There can be only one. For anyone familiar with the film, the word highlander will always conjure images of epic fantasy, swords and beheadings. It’s a good thing the new album from Polish violinist Tomasz Sroczynski has the drama to match. As part of Ici d’ailleurs’ Mind Travels series, the album invites imagination while displaying the product of the composer’s fertile brain.
Sroczynski’s also works in carpentry, lives in the woods, constructs items from wood, and performs primarily on a wooden instrument. His blend of improvisations and loops is akin to woodwork. Beneath his hands, knots and whorls coalesce into new forms. This is most apparent on the opening “Moderato Pastorale,” which plunges right into the bark, then begins to trace the rings, circle after circle. Around these loops lie subtle variations, discolorations, seemingly random scars. The volume retreats and advances. Counter-melodies appear and disappear. All the while, the trunk remains. While the track is the album’s most immediate, there’s no escaping the power of its opening statement.

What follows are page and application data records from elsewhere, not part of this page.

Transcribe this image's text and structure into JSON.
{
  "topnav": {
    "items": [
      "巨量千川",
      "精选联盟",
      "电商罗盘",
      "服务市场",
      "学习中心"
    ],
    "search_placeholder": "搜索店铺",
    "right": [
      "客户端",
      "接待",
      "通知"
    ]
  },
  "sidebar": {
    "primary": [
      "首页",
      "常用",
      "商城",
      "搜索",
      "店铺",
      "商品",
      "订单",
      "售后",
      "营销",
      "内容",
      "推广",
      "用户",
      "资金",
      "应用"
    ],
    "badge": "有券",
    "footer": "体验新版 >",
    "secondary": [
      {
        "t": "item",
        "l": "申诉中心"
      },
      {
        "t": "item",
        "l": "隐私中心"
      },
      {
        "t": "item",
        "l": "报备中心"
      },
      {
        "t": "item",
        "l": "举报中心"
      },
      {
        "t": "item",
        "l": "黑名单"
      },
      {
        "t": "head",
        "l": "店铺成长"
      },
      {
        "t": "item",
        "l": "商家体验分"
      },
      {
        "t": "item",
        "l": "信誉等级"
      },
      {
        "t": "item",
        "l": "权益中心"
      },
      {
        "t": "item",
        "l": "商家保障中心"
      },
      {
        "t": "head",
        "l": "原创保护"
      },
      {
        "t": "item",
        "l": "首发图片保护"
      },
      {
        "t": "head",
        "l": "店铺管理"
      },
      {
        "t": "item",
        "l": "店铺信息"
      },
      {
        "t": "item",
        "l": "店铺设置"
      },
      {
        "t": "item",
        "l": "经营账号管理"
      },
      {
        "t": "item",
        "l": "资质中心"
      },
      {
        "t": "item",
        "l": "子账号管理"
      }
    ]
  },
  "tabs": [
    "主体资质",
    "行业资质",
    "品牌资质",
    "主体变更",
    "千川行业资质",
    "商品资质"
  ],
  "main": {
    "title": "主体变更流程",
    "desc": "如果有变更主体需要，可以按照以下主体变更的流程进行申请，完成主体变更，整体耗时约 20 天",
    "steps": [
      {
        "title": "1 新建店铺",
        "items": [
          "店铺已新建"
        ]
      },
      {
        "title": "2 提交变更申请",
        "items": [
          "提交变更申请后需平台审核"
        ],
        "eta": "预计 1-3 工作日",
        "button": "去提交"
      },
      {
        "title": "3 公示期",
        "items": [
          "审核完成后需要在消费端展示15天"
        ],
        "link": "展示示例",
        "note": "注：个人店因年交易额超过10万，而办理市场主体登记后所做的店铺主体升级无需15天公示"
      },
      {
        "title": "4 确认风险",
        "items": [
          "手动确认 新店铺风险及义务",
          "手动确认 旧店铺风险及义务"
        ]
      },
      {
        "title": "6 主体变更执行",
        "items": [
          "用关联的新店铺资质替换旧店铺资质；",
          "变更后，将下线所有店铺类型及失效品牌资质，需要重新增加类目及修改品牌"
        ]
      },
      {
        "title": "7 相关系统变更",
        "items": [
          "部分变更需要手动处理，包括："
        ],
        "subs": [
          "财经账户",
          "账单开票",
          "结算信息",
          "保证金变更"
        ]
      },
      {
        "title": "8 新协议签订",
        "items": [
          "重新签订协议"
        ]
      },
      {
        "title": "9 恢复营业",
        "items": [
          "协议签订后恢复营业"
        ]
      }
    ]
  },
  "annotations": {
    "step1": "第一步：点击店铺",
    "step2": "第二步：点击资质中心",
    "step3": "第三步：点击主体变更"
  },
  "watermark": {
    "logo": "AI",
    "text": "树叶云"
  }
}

“Adagio” is a different animal, hiding at first deep in its cave, daring intrepid explorers to enter in. Then it grows hungry and wanders out. Hints of Górecki grace the opening minutes, packed with slowly-unfurling emotion. Sroczynski makes maximum use of the stereo field, producing a three-dimensional effect. Danger is replaced by a supreme longing: not for food, but companionship. In “Diablak” (which refers to a mountain in Poland), the timbre turns nearly to rock, a repeated two-note riff setting the stage for a quick climb. But when the violin lines encase separate speakers, one thinks instead of techno, one of the artist’s stated influences. Three movements, three sides to the composer, and now Symphony n°2 is over and we can turn our attention to head-lopping.

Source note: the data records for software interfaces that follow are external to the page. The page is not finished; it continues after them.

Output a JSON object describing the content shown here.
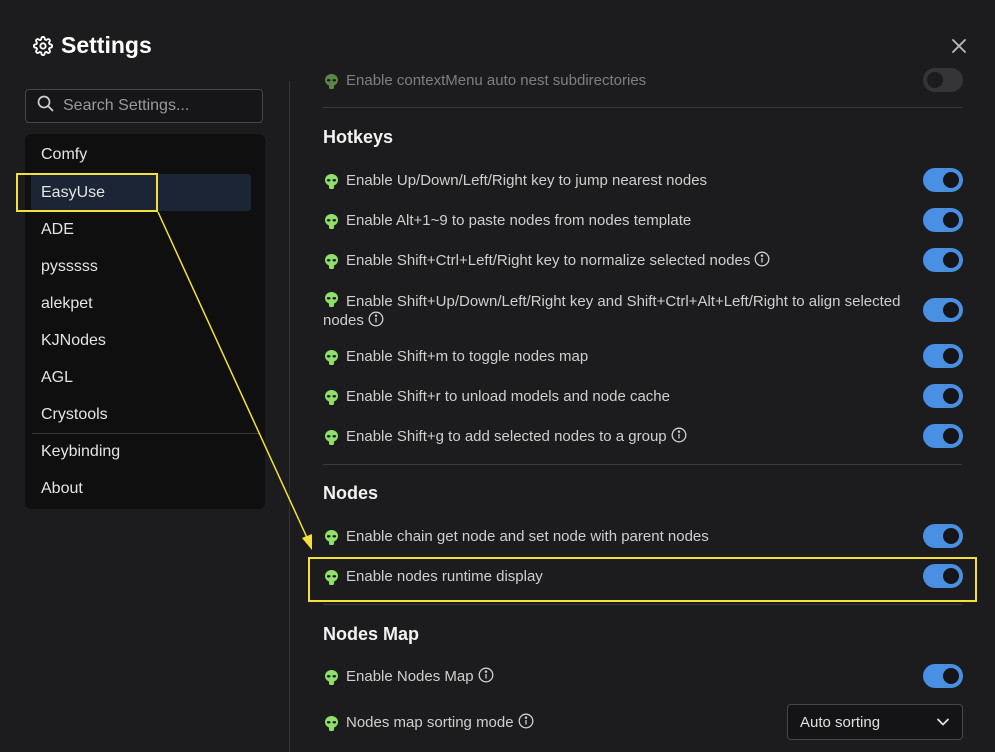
{
  "dialog": {
    "title": "Settings",
    "icon": "gear-icon",
    "close_icon": "close-icon"
  },
  "search": {
    "placeholder": "Search Settings...",
    "icon": "search-icon"
  },
  "sidebar": {
    "items": [
      {
        "label": "Comfy"
      },
      {
        "label": "EasyUse",
        "active": true
      },
      {
        "label": "ADE"
      },
      {
        "label": "pysssss"
      },
      {
        "label": "alekpet"
      },
      {
        "label": "KJNodes"
      },
      {
        "label": "AGL"
      },
      {
        "label": "Crystools"
      },
      {
        "label": "Keybinding"
      },
      {
        "label": "About"
      }
    ]
  },
  "content": {
    "partial_row": {
      "label": "Enable contextMenu auto nest subdirectories",
      "value": false
    },
    "hotkeys": {
      "title": "Hotkeys",
      "rows": [
        {
          "label": "Enable Up/Down/Left/Right key to jump nearest nodes",
          "value": true
        },
        {
          "label": "Enable Alt+1~9 to paste nodes from nodes template",
          "value": true
        },
        {
          "label": "Enable Shift+Ctrl+Left/Right key to normalize selected nodes",
          "value": true,
          "info": true
        },
        {
          "label": "Enable Shift+Up/Down/Left/Right key and Shift+Ctrl+Alt+Left/Right to align selected nodes",
          "value": true,
          "info": true
        },
        {
          "label": "Enable Shift+m to toggle nodes map",
          "value": true
        },
        {
          "label": "Enable Shift+r to unload models and node cache",
          "value": true
        },
        {
          "label": "Enable Shift+g to add selected nodes to a group",
          "value": true,
          "info": true
        }
      ]
    },
    "nodes": {
      "title": "Nodes",
      "rows": [
        {
          "label": "Enable chain get node and set node with parent nodes",
          "value": true
        },
        {
          "label": "Enable nodes runtime display",
          "value": true
        }
      ]
    },
    "nodes_map": {
      "title": "Nodes Map",
      "rows": [
        {
          "label": "Enable Nodes Map",
          "value": true,
          "info": true
        },
        {
          "label": "Nodes map sorting mode",
          "info": true,
          "select_value": "Auto sorting"
        }
      ]
    }
  },
  "colors": {
    "accent": "#4a90e2",
    "highlight": "#f4e03a",
    "alien_icon": "#8ee06a",
    "active_sidebar": "#1b2535"
  }
}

“Highlander” is more restrained than one might predict, like a trip across the highlands in warm leather boots. The electronic influence shines through as a bubbling pulse beating beneath the ambience. It’s possible that the artist may be preparing for a cross-genre career. As the strings take over, the timbre changes incrementally there’s no identifiable moment when the ambience ends and the modern composition begins. By the end, one is ready for the brash phrases of the opening track to reassert themselves. Those who resequence the album at home may prefer a rousing finale, but it’s equally effective to fade into the sublime. (Richard Allen)